*** MATERIAL FOR THE TASK ***

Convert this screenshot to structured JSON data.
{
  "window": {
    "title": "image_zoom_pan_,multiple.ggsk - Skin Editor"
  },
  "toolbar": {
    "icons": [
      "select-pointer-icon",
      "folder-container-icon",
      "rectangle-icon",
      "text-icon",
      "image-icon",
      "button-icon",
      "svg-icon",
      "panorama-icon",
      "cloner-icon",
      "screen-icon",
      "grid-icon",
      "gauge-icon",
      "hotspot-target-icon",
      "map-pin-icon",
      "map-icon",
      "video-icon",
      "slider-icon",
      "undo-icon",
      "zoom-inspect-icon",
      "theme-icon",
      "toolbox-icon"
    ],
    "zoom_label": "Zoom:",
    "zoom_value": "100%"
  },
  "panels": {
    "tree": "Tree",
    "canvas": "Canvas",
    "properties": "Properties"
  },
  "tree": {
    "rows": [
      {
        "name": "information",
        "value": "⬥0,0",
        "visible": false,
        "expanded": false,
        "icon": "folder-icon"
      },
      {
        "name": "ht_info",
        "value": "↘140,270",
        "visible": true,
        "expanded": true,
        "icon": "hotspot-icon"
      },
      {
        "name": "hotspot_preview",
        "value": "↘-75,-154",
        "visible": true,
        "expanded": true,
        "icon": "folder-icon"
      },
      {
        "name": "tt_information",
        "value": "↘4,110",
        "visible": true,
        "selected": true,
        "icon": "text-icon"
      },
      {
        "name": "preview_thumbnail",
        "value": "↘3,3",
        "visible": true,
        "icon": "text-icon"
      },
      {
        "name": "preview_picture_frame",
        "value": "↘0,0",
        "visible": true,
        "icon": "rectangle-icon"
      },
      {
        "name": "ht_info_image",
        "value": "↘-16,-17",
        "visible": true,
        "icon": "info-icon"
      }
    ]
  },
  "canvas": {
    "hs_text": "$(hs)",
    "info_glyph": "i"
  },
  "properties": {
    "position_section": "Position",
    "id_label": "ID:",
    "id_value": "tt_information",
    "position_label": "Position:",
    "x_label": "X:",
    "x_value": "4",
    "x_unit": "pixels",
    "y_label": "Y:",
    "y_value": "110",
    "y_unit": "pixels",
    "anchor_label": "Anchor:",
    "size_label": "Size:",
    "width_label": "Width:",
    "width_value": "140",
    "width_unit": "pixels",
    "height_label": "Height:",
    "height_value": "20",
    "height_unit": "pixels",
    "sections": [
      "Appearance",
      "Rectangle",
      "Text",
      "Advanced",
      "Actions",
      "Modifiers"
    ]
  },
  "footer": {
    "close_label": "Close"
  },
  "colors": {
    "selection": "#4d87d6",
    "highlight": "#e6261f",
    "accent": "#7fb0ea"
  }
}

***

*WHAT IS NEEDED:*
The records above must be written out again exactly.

*RESULT OF THIS EXERCISE:*
Convert this screenshot to structured JSON data.
{
  "window": {
    "title": "image_zoom_pan_,multiple.ggsk - Skin Editor"
  },
  "toolbar": {
    "icons": [
      "select-pointer-icon",
      "folder-container-icon",
      "rectangle-icon",
      "text-icon",
      "image-icon",
      "button-icon",
      "svg-icon",
      "panorama-icon",
      "cloner-icon",
      "screen-icon",
      "grid-icon",
      "gauge-icon",
      "hotspot-target-icon",
      "map-pin-icon",
      "map-icon",
      "video-icon",
      "slider-icon",
      "undo-icon",
      "zoom-inspect-icon",
      "theme-icon",
      "toolbox-icon"
    ],
    "zoom_label": "Zoom:",
    "zoom_value": "100%"
  },
  "panels": {
    "tree": "Tree",
    "canvas": "Canvas",
    "properties": "Properties"
  },
  "tree": {
    "rows": [
      {
        "name": "information",
        "value": "⬥0,0",
        "visible": false,
        "expanded": false,
        "icon": "folder-icon"
      },
      {
        "name": "ht_info",
        "value": "↘140,270",
        "visible": true,
        "expanded": true,
        "icon": "hotspot-icon"
      },
      {
        "name": "hotspot_preview",
        "value": "↘-75,-154",
        "visible": true,
        "expanded": true,
        "icon": "folder-icon"
      },
      {
        "name": "tt_information",
        "value": "↘4,110",
        "visible": true,
        "selected": true,
        "icon": "text-icon"
      },
      {
        "name": "preview_thumbnail",
        "value": "↘3,3",
        "visible": true,
        "icon": "text-icon"
      },
      {
        "name": "preview_picture_frame",
        "value": "↘0,0",
        "visible": true,
        "icon": "rectangle-icon"
      },
      {
        "name": "ht_info_image",
        "value": "↘-16,-17",
        "visible": true,
        "icon": "info-icon"
      }
    ]
  },
  "canvas": {
    "hs_text": "$(hs)",
    "info_glyph": "i"
  },
  "properties": {
    "position_section": "Position",
    "id_label": "ID:",
    "id_value": "tt_information",
    "position_label": "Position:",
    "x_label": "X:",
    "x_value": "4",
    "x_unit": "pixels",
    "y_label": "Y:",
    "y_value": "110",
    "y_unit": "pixels",
    "anchor_label": "Anchor:",
    "size_label": "Size:",
    "width_label": "Width:",
    "width_value": "140",
    "width_unit": "pixels",
    "height_label": "Height:",
    "height_value": "20",
    "height_unit": "pixels",
    "sections": [
      "Appearance",
      "Rectangle",
      "Text",
      "Advanced",
      "Actions",
      "Modifiers"
    ]
  },
  "footer": {
    "close_label": "Close"
  },
  "colors": {
    "selection": "#4d87d6",
    "highlight": "#e6261f",
    "accent": "#7fb0ea"
  }
}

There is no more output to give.